Today, Strauss is a regular at the Ludwigsburg headquarters of CP Medien. Mandalay and CP Medien have made several more films together including Serving Sara and Beyond Borders, and there are understood to be some 20 more are in the works.
CP Medien invested $24m in Enemy At The Gates, when all Strauss had attached was director Jean-Jacques Annaud, a tentative cast list including Joseph Fiennes and Ed Harris, and a production budgeted at between $80m-$100m. Enemy At the Gates is set during the World War II battle of Stalingrad, and initially Annaud wanted to shoot in Stalingrad (now Volgagrad). But it had been completely rebuilt since WWII and Annaud turned his attention to other towns in Eastern Europe. It was CP Medien that eventually made the decision to film in Germany. "Otherwise, we would not have participated," says Dieter Meyer, a producer for CP Medien. "We never had any doubt that our country had the facilities and the studio capacity to shoot a movie of this scale."
Mandalay agreed to shoot in Babelsberg Studios, outside Berlin. Strauss says it was an economic decision and no artistic compromises were made, but he estimates shooting in Germany pushed costs up by $10m due to crew costs. To level this financial disadvantage, Mandalay and CP Medien tapped into Germany's various regional and state funds, securing backing totalling $3.7m (Euros 3.75m) from the FFA, the Filmboard Berlin-Brandenburg, and the structural support centre Investitionsbank des Landes Brandenburg (ILB).
Rolf Bohr, head of the Berlin-based FFA, highlights the political and psychological importance of a project of this scale to the region, hoping that an investment in Enemy At The Gates would raise the profile of the FFA. It granted the production $74,000 as an interest-free loan, to be paid back only if the film turned a profit. The FFA refrained from any interference in the script or in other artistic decisions.

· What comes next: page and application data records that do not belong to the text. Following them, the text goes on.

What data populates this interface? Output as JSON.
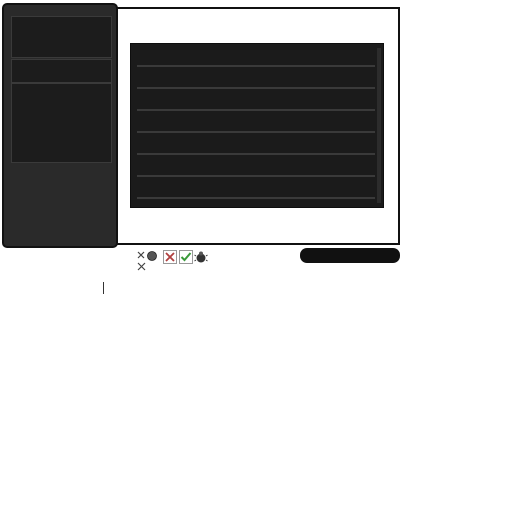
{
  "window": {
    "side_boxes": [
      "panel-1",
      "panel-2",
      "panel-3"
    ],
    "list_rows": 7
  },
  "toolbar": {
    "icons": [
      "close-small-icon",
      "dot-icon",
      "delete-icon",
      "check-icon",
      "bug-icon"
    ]
  },
  "colors": {
    "panel_dark": "#2a2a2a",
    "list_bg": "#1b1b1b",
    "frame_border": "#111111",
    "check_green": "#3a9a3a",
    "delete_red": "#b04040"
  }
}
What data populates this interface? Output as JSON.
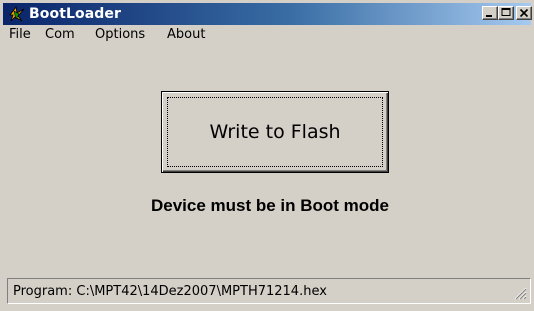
{
  "window": {
    "title": "BootLoader"
  },
  "menu": {
    "items": [
      {
        "label": "File"
      },
      {
        "label": "Com"
      },
      {
        "label": "Options"
      },
      {
        "label": "About"
      }
    ]
  },
  "main": {
    "write_button_label": "Write to Flash",
    "message": "Device must be in Boot mode"
  },
  "statusbar": {
    "text": "Program: C:\\MPT42\\14Dez2007\\MPTH71214.hex"
  },
  "icons": {
    "app": "app-logo-icon",
    "minimize": "minimize-icon",
    "maximize": "maximize-icon",
    "close": "close-icon",
    "grip": "resize-grip-icon"
  },
  "colors": {
    "titlebar_start": "#0a246a",
    "titlebar_end": "#a6caf0",
    "face": "#d4d0c8"
  }
}
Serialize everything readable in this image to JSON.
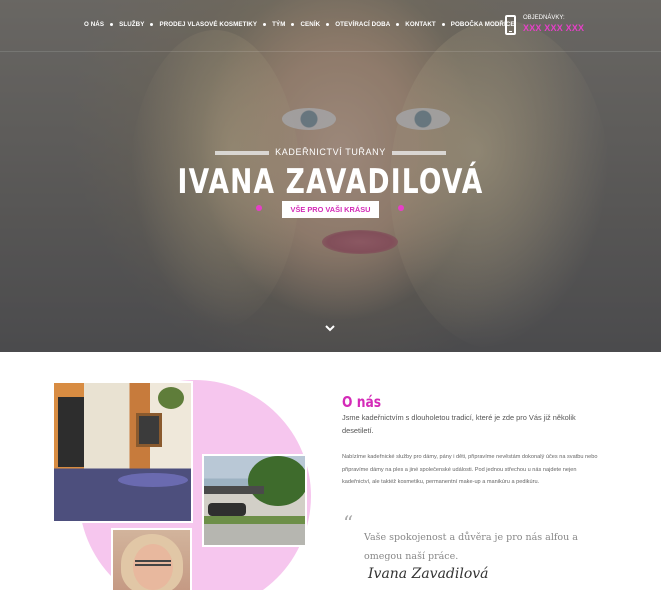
{
  "nav": {
    "items": [
      {
        "label": "O NÁS"
      },
      {
        "label": "SLUŽBY"
      },
      {
        "label": "PRODEJ VLASOVÉ KOSMETIKY"
      },
      {
        "label": "TÝM"
      },
      {
        "label": "CENÍK"
      },
      {
        "label": "OTEVÍRACÍ DOBA"
      },
      {
        "label": "KONTAKT"
      },
      {
        "label": "POBOČKA MODŘICE"
      }
    ],
    "order_label": "OBJEDNÁVKY:",
    "order_phone": "XXX XXX XXX",
    "icon": "phone-icon"
  },
  "hero": {
    "subtitle": "KADEŘNICTVÍ TUŘANY",
    "title": "IVANA ZAVADILOVÁ",
    "button_label": "VŠE PRO VAŠI KRÁSU",
    "scroll_icon": "chevron-down-icon"
  },
  "about": {
    "title": "O nás",
    "intro": "Jsme kadeřnictvím s dlouholetou tradicí, které je zde pro Vás již několik desetiletí.",
    "body": "Nabízíme kadeřnické služby pro dámy, pány i děti, připravíme nevěstám dokonalý účes na svatbu nebo připravíme dámy na ples a jiné společenské události. Pod jednou střechou u nás najdete nejen kadeřnictví, ale taktéž kosmetiku, permanentní make-up a manikúru a pedikúru.",
    "quote": "Vaše spokojenost a důvěra je pro nás alfou a omegou naší práce.",
    "signature": "Ivana Zavadilová"
  },
  "colors": {
    "accent": "#d42bb8",
    "accent_light": "#f6c6ee",
    "phone": "#e63fc8"
  }
}
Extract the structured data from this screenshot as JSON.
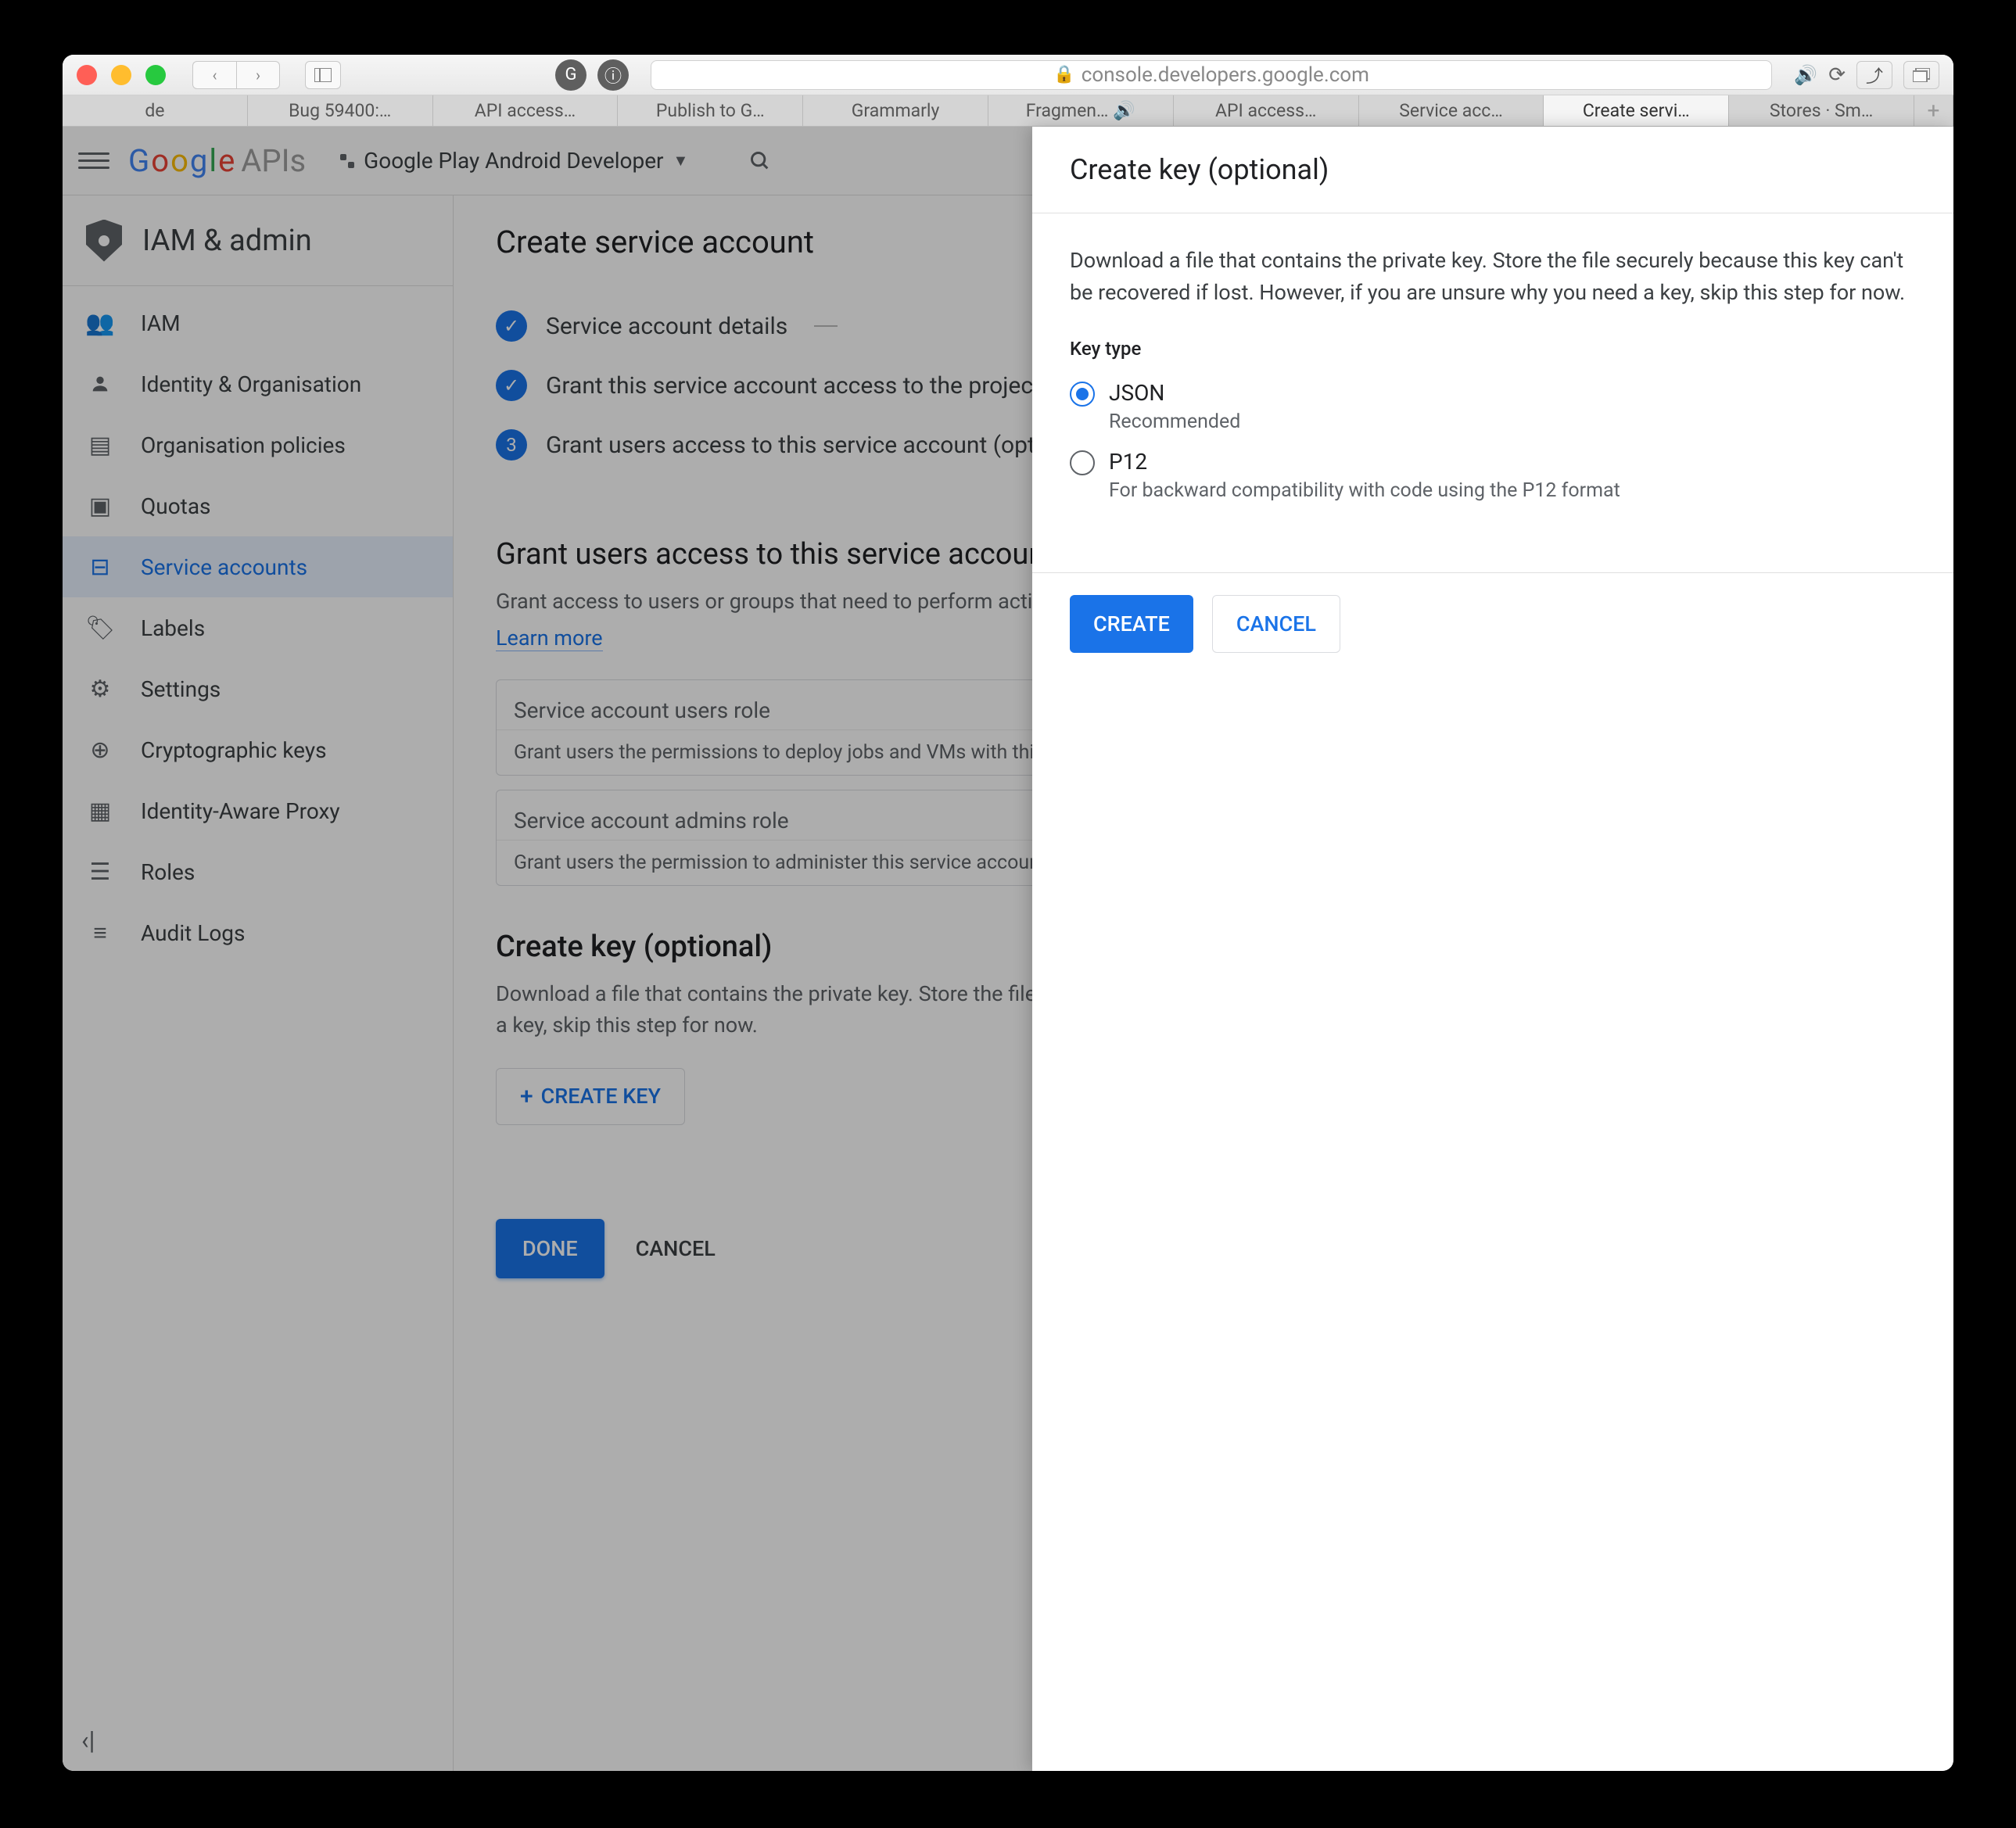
{
  "browser": {
    "url_host": "console.developers.google.com",
    "tabs": [
      "de",
      "Bug 59400:…",
      "API access…",
      "Publish to G…",
      "Grammarly",
      "Fragmen…",
      "API access…",
      "Service acc…",
      "Create servi…",
      "Stores · Sm…"
    ]
  },
  "appbar": {
    "logo_google": "Google",
    "logo_apis": "APIs",
    "project": "Google Play Android Developer"
  },
  "sidebar": {
    "title": "IAM & admin",
    "items": [
      {
        "label": "IAM"
      },
      {
        "label": "Identity & Organisation"
      },
      {
        "label": "Organisation policies"
      },
      {
        "label": "Quotas"
      },
      {
        "label": "Service accounts"
      },
      {
        "label": "Labels"
      },
      {
        "label": "Settings"
      },
      {
        "label": "Cryptographic keys"
      },
      {
        "label": "Identity-Aware Proxy"
      },
      {
        "label": "Roles"
      },
      {
        "label": "Audit Logs"
      }
    ]
  },
  "main": {
    "title": "Create service account",
    "steps": {
      "s1": "Service account details",
      "s2": "Grant this service account access to the project (optional)",
      "s3": "Grant users access to this service account (optional)",
      "s3num": "3"
    },
    "section1": {
      "title": "Grant users access to this service account (optional)",
      "desc": "Grant access to users or groups that need to perform actions as this service account.",
      "learn": "Learn more",
      "field1_label": "Service account users role",
      "field1_help": "Grant users the permissions to deploy jobs and VMs with this service account",
      "field2_label": "Service account admins role",
      "field2_help": "Grant users the permission to administer this service account"
    },
    "section2": {
      "title": "Create key (optional)",
      "desc": "Download a file that contains the private key. Store the file securely because this key can't be recovered if lost. However, if you are unsure why you need a key, skip this step for now.",
      "create_key": "CREATE KEY"
    },
    "done": "DONE",
    "cancel": "CANCEL"
  },
  "drawer": {
    "title": "Create key (optional)",
    "desc": "Download a file that contains the private key. Store the file securely because this key can't be recovered if lost. However, if you are unsure why you need a key, skip this step for now.",
    "keytype_label": "Key type",
    "json_label": "JSON",
    "json_help": "Recommended",
    "p12_label": "P12",
    "p12_help": "For backward compatibility with code using the P12 format",
    "create": "CREATE",
    "cancel": "CANCEL"
  }
}
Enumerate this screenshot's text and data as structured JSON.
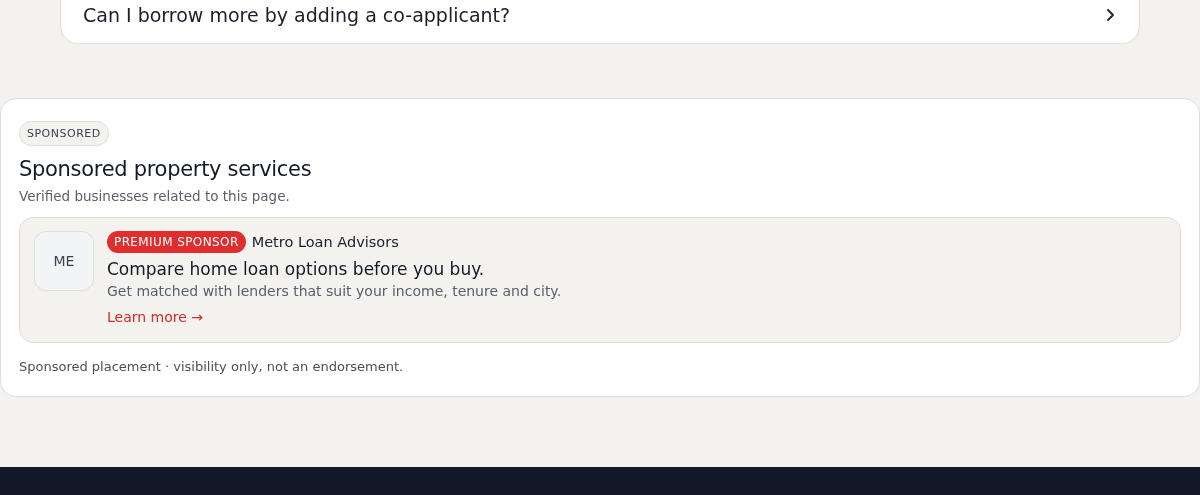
{
  "faq": {
    "question": "Can I borrow more by adding a co-applicant?",
    "expanded": false
  },
  "sponsored": {
    "tag": "SPONSORED",
    "title": "Sponsored property services",
    "subtitle": "Verified businesses related to this page.",
    "ads": [
      {
        "initials": "ME",
        "badge": "PREMIUM SPONSOR",
        "advertiser": "Metro Loan Advisors",
        "headline": "Compare home loan options before you buy.",
        "description": "Get matched with lenders that suit your income, tenure and city.",
        "link": "Learn more →"
      }
    ],
    "note": "Sponsored placement · visibility only, not an endorsement."
  }
}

Filmboard Berlin-Brandenburg awarded $492,000 to the project seeing huge advantages for the region. (Additional finance came from the ILB which provided a low-interest loan worth $1.5m). A large set was built in economically-depressed Lausitz, a region close to the Polish border, where a flooded open mining pit would serve as the river Volga in the film. The cast and crew would spend several weeks spending their money on Lausitz services. "We put $492,000 into the project but the expenditure for the direct production cost alone was almost $29.5m," says the Filmboard's Klaus Keil. "Adding indirect effects such as living expenses for the crew, we might end up with a sum of around $34.5m."
Unlike the FFA, the Filmboard does get creatively involved with its investments. "We discuss the script and possible changes in an intensive way, yet we do not interfere in the cast or screenings," says Keil.
Although the Munich-based Bavaria Studios lost out to Babelsberg, the FilmFernsehFondsBayern invested $492,000 in Enemy At The Gates, even though only the hunting scene at the start of the film was shot in Bavaria. However, the fund charged 6.8% interest on the loan.
Enemy At The Gates was produced by a company set up in Munich under the name MP Film Management DOS Production, a subsidiary of CP Medien. Mandalay took worldwide distribution, with Paramount Pictures, with which it has an output deal, taking North American rights for $45m. Constantin Film bought German rights for a minimum guarantee of an undisclosed sum. As late as spring 2000 (shooting started in January) two co-producers were taken on board: UK producer Swanford, which invested $16m in the project, and Dublin-based Little Bird which brought in $8m.
Enemy At The Gates managed only 205,000 admissions in Germany, but the film has taken $120m worldwide. "We have already received some payback rates," says the FFA's Bahr. "I am positive we will get the full amount of the subsidy back after the final pay-off for the video release and television sales. That does not happen too often."